Susan Rice, who served as President Clinton's Assistant Secretary of State for African Affairs, had earlier been tapped by Gov. Howard Dean's anti-war campaign.
Rice emerged as a foreign policy advisor to the Kerry Edwards campaign, which is still reeling from revelations that another key advisor, former Clinton national security chief Sandy Berger, had stolen national security secrets.
Rice is also acting as the campaign's designated apologist for former ambassador Joe Wilson, the Kerry advisor whose claims that "Bush lied" about Iraq uranium were exposed as bogus by the Senate Intelligence Committee two weeks ago.
"As far as I know, we have no reason to believe that Mr. Wilson's words and deeds were not as he spoke them," Rice told reporters this week. "I have great respect for his integrity."
The same can't be said of Rice, however, at least according to several of her former colleagues, who say she deserves a hefty portion of blame for the fact that Osama bin Laden wasn't neutralized during the 1990s.
"The FBI, in 1996 and 1997, had their efforts to look at terrorism data and deal with the bin Laden issue overruled every single time by the State Department, by Susan Rice and her cronies, who were hell-bent on destroying the Sudan," one-time Clinton diplomatic troubleshooter Mansoor Ijaz told radio host Sean Hannity in 2002.

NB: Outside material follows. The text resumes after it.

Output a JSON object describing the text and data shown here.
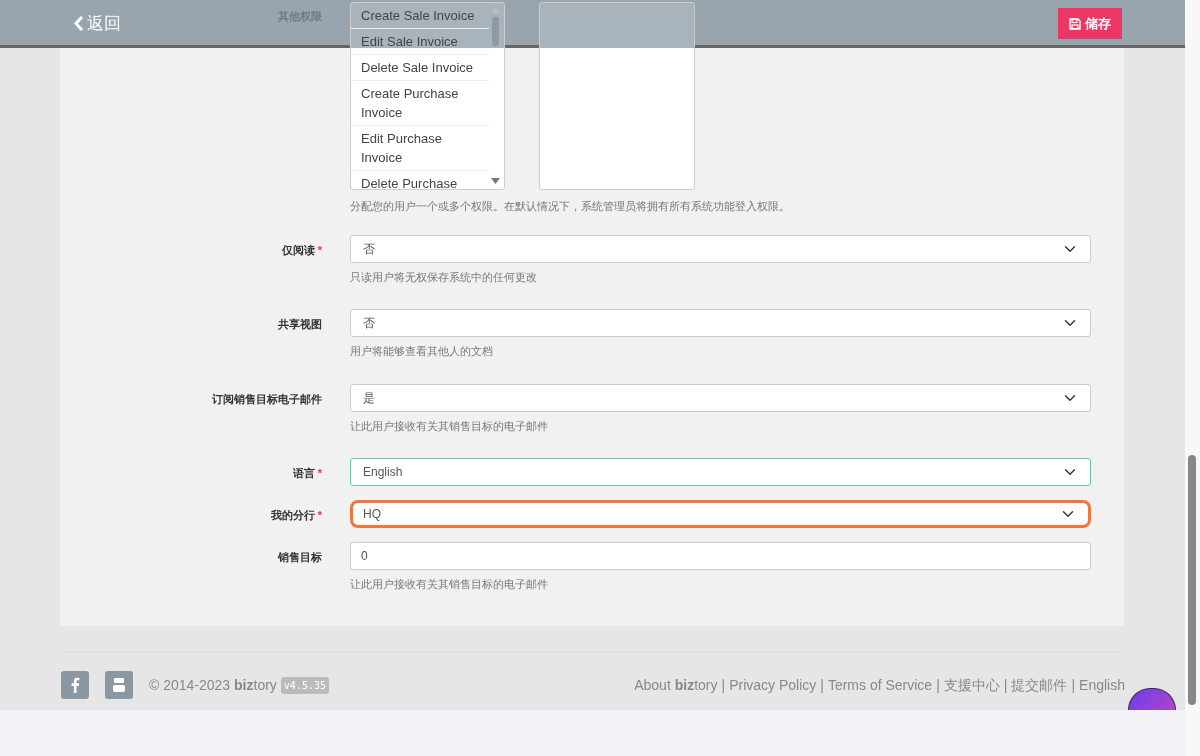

Richard Miniter, author of the book "Losing bin Laden," concurred, saying Rice played a key role in scuttling the deal that could have prevented the 9/11 attacks on New York and Washington.
In November 2003, Miniter told World Magazine that while Sudan was anxious to turn bin Laden over to the U.S., Rice - then a member of Clinton's National Security Council - questioned Khartoum's credibility.
In a 2002 Washington Post op-ed piece co-authored with Ijaz, former ambassador Carney described Sen. Kerry's new adviser as a major obstacle to accepting offers from Sudan to share intelligence on bin Laden's terrorist network.
NSC terrorism specialist Richard Clarke and NSC Africa specialist Susan Rice, who was about to become assistant secretary of State for African affairs."
Rice and Clarke persuaded Clinton National Security Advisor Sandy Berger to overrule Albright on the Sudanese terrorism overtures, said Ijaz and Carney.
WASHINGTON, Oct. 26 /U.S. Newswire/ -- Four years after September 11, 2001, House Democratic Leader Nancy Pelosi and Senate Democratic Leader Harry Reid joined together today with former Secretary of State Madeleine Albright, former White House Chief of Staff John Podesta, former National Security Council Counter-Terrorism Director Rand Beers, former Assistant Secretary of State Susan Rice and former Assistant Secretary of State Wendy Sherman to call on President Bush to finally release a comprehensive counterterrorism strategy after months of delay over bureaucratic infighting. The leaders argued that together, America can do better and they unveiled a letter to the President outlining his failure to outline a counterterrorism strategy, and analysis that the Administration is not fully prepared to protect Americans from a terrorist strike here at home. Along with the letter, they released a new report from national security experts, led by Albright and Podesta, outlining the effects of Bush's failed strategy and new proposals to help guide the Administration in formulating their strategy.